My grandmother rarely, if every, talked about her past, about her family and parents. We can guess at some parts, but that is mostly what they are, guesses. During the last several years of her life, she would talk about her father or mother, and then in the next breath stated that she needed to go back to work, so we never really knew which was real and what was not. This I can say, regardless of how my grandparents marriage might have been, rocky or otherwise, after my grandfather died, she grieved for him until her own death this morning.

I believe my mother summed it up best this morning on the phone, "Another era is over. Grandma had lived a long life, do not know how good it was, for she died with her secrets." Florence "Flossie" MacInnes would have been 102 years old come September.
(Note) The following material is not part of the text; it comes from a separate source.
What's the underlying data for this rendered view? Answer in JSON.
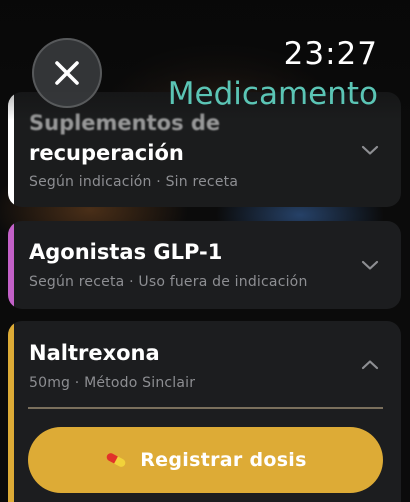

Peace and blessings to all.


Tuesday, June 3, 2008

Winter leaving slowly

Grace and greetings.

To the left, you can see our Million Dollar football field that I wrote about last fall. What you can not see in this picture, is that the playing field is blue, and the yellow/gold circle in the middle of the field is the Barrow High School Whaler. Of course the school colors are blue and gold, hence the colors of the field. The side lines are green, like you would find in any artificial grass. The field was the idea of a Florida woman who raised the money for the field after seeing an article on ESPN. She raised the money and found a way to get the field transported up here, several different companies were involved from Florida, Pennsylvania and other parts of the United States. After preparing the land, to getting everything ready to play on, it cost over a Million Dollars to put in place. Do not get me wrong, I am glad that the village of Barrow has a football field to play on, but a million dollars? Hopefully the other villages in the North Slope will not be pressured in getting their own field.
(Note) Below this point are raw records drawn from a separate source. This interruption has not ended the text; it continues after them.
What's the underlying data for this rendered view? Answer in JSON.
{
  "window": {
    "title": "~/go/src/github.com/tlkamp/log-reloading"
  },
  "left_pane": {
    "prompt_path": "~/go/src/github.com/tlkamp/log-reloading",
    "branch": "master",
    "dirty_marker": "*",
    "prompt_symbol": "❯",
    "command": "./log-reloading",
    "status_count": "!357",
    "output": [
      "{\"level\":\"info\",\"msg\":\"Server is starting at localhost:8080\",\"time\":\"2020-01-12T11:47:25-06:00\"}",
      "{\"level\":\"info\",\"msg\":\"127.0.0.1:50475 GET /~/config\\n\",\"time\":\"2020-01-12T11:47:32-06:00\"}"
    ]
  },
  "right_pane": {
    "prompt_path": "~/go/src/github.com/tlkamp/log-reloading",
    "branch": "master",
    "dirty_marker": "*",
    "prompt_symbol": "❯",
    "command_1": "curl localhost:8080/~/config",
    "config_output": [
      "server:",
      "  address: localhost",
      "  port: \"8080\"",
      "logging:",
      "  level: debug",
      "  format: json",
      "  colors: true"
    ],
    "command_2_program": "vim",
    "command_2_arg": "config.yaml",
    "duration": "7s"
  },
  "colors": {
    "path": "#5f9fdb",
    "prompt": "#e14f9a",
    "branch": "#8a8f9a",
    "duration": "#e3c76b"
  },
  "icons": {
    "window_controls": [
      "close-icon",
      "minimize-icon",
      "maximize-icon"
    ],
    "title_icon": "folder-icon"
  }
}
As you can see in the picture as well, just when we thought summer was on its way, the clouds and cold wind returned. We had a wonder week or so of sunny weather, but the last week or so has been overcast and cold winds. At least the air temperature has remained above freezing for the most part. I saw the field while I was driving out to the end of the road last week, and noticed that it was poking through the melting snow so I stopped and took these two pictures of it. I was wondering how it faired over its first winter, I guess we will find out when football season returns to Barrow.

Peace and blessings.

Sunday, June 1, 2008

Palm Trees in the North

Grace and greetings.

It is now the beginning of June, and the whaling season is over, even though not all twenty two strikes were used. People are starting to leave for their summer fishing and hunting camps. Some will come and go from their camps on a weekly basis, others will stay in the camps through July or August. But it looks like my family and I will be here until the end of July when I will start my vacation after being up here for the year.

As one gets to know the area in the North Slope, one notices the lack of trees. The nearest tree is over a hundred miles away to the south in the Brooks Range. But outside of Barrow, about ten miles or so, on the far edge of the summer fishing "town", we have Palm Trees, year around, just like in the south.

Well, okay they are not exactly Palm trees in the truest of forms; they are driftwood that are planted standing up, with strips of baleen fastened to the top of the wood, giving the appearance of Palm trees. They must be fastened quite well, for they have survived many winters as well as summers here in the North Slope.

But the trees are not the only representations of the south here; we have a restaurant, Pepe's North of the Border Mexican Restaurant. It is run by Fran Tate, she has been here almost thirty years as I understand it. She has also journeyed throughout the world on account of her celebrity status; including a guest on the Tonight Show, when Johnny Carson was host. Since there are only seven or eight restaurants in town, and Pepe's is connected with the Top of the World hotel, she still gets a lot of attention.

Peace and blessings to All.